    I just started playin some slide and its so fun I use a cheap glass slide and a zippo and a bic lighter also made a few slides out beer bottles super fun
    This was a great lesson to learn from. This is something that I have not tried, or tried very little. I do have a slide but I havn't pursued it. One trivial thing I noticed and I'm sure you all know this anyway. In the recommendations of albums and artists to listen too for this type of playing, Derek and the Dominos was listed. The one fact that wasn't listed along with this was that on that album Duane Allman was also playing with Eric Clapton so I'm sure he was the one doing all the slide playing. Just a little FYI that I'm sure you all know. Smiledoc
    Bright Eyes has some great slide sections that there backing guitarist plays. Does anyone know any of there tabs?
    I'd also mention for example [b]High Hopes by [b]Pink Floyd as an example of slide guitar usage (and I'd recomment watching it live). Because there you can see a somewhat [i]different usage, while usually it is part of the [i]rhythm guitar or [i]shredding, in this song it is a [b]solo (and the guitar is on Gilmour's [i]lap). Just for further inspiration.
    Very good instructions but why no mention of George Harrison? whose slide technique was flawless and inspired. The two that spring to mind are: My Sweet Lord - surely the most well-known slide playing on record of all time and Give Me Love (Give Me Peace On Earth). No one has come close to the beauty and precision of those.

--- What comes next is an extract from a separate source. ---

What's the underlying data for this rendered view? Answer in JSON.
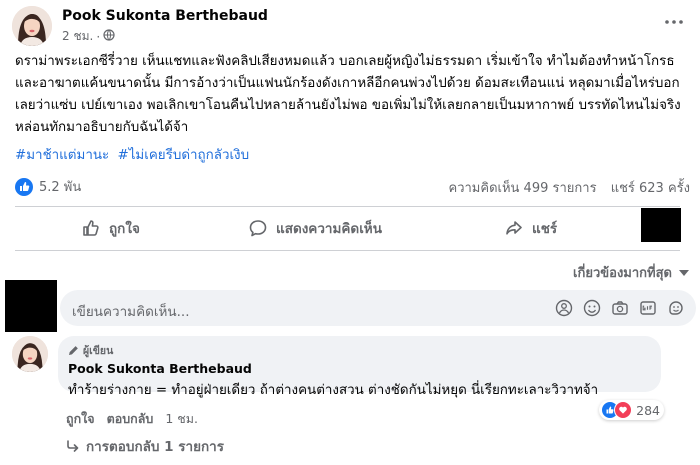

    Rod Price, original lead and slide player for Foghat ,I think is very underated, He does some great stuff with a slide. (Third Time Lucky, Stone Blue, Driving Wheel, Slow Ride, Sweet Home Chicago, It Hurts me too off of Foghat Road Cases CD.) RIP rod, and Lonesome Dave
    Death Letter live in LA. Look it up. (White Stripes, in case you didn't know)
    love the song example Derek Trucks - Derek Trucks haha just all his stuff is so mindblowing, no one song
    theres also quite a bit of awesome classic rock tunes with a little blues style by cinderella,like bad seamstress blues:fallin apart at the seams,the more things change,shelter me,heartbreak station (mostly the solo),and alot more
    Great article. After playing for 10+ years I finally just got around to learning some slide, and it's some of the most fun I've had playing in a long time. I also completely coincidentally just took up harmonica. Sex!!!
    This piece of slide guitar blew me away. Its roy rogers, playing blues on a 12 string. Amazing stuff.
    luther dickinson of the black crowes (and of the north mississippi all stars) is THE modern day master of slide guitar.check out his work on the black crowes: warpaint,before the frost/untill the freeze,and croweology. all of these albums are filled with fantastic slide playing from him and rich robinson the bands other guitarist.
    cortez0 wrote: I just love Walkin' blues! slide guitar and a harmonica= sex
    No, slide guitar and a harmonica = sex for your ears Great lesson man, keep it up Examples would be helpful.
    Lowell George of Little Feat; unbelievable slide technician. look into it kiddies.
    ngls wrote: Paragrahp 1... -- thicker sides give you a bigger tone and vice versa What do you mean with "bigger"?
    Kinda... chunkier. You can tell the difference when you hear it, but it's hard to explain.
    I bought a slide 5 months ago, I didn't like how my play was sounding'cause I wasn't muting the other strings, actually, I'll kick ass now on....
    another song that has some slide guitar in it is pink floyd - high hopes. but the recent live version by david gilmour sounds good on the slide solo. lan3y
    well i,ve got my slide and im ready to go..great info you did on it..going to start with that easy one freebird..